▶ **YOUR OBJECTIVE**:
The answer must be every line of the records below that holds the word "icon".

(Data records)

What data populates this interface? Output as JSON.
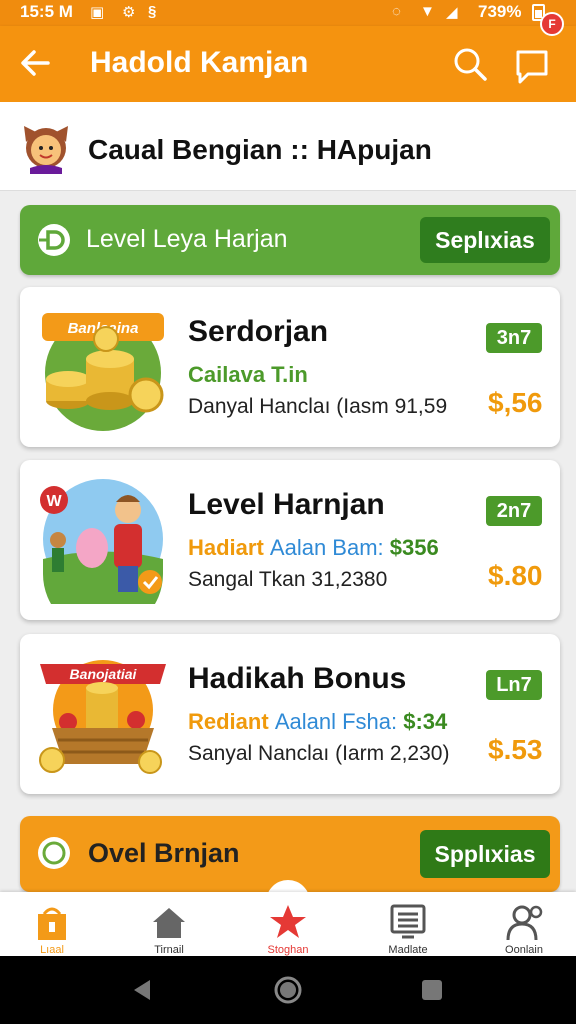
{
  "status_bar": {
    "time": "15:5 M",
    "battery": "739%"
  },
  "app_bar": {
    "title": "Hadold Kamjan",
    "badge": "F"
  },
  "subheader": {
    "name": "Caual Bengian :: HApujan"
  },
  "level_banner": {
    "text": "Level Leya Harjan",
    "button": "Seplιxias"
  },
  "cards": [
    {
      "image_label": "Banlaaina",
      "title": "Serdorjan",
      "subtitle_a": "Cailava T.in",
      "subtitle_b": "",
      "subtitle_c": "",
      "description": "Danyal Hanclaı (Iasm 91,59",
      "tag": "3n7",
      "price": "$,56"
    },
    {
      "image_label": "W",
      "title": "Level Harnjan",
      "subtitle_a": "Hadiart",
      "subtitle_b": "Aalan Bam:",
      "subtitle_c": "$356",
      "description": "Sangal Tkan 31,2380",
      "tag": "2n7",
      "price": "$.80"
    },
    {
      "image_label": "Banojatiai",
      "title": "Hadikah Bonus",
      "subtitle_a": "Rediant",
      "subtitle_b": "Aalanl Fsha:",
      "subtitle_c": "$:34",
      "description": "Sanyal Nanclaı (Iarm 2,230)",
      "tag": "Ln7",
      "price": "$.53"
    }
  ],
  "bottom_banner": {
    "text": "Ovel Brnjan",
    "button": "Spplιxias"
  },
  "bottom_nav": [
    {
      "label": "Lıaal",
      "icon": "shop-icon"
    },
    {
      "label": "Tirnail",
      "icon": "home-icon"
    },
    {
      "label": "Stoghan",
      "icon": "star-icon"
    },
    {
      "label": "Madlate",
      "icon": "list-icon"
    },
    {
      "label": "Oonlain",
      "icon": "profile-icon"
    }
  ],
  "colors": {
    "primary_orange": "#f5930f",
    "green": "#5fa83a",
    "dark_green": "#2f7d1e",
    "price_orange": "#f09a0c",
    "active_red": "#e53935"
  }
}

▶ **TASK ANSWER**:
      "icon": "shop-icon"
      "icon": "home-icon"
      "icon": "star-icon"
      "icon": "list-icon"
      "icon": "profile-icon"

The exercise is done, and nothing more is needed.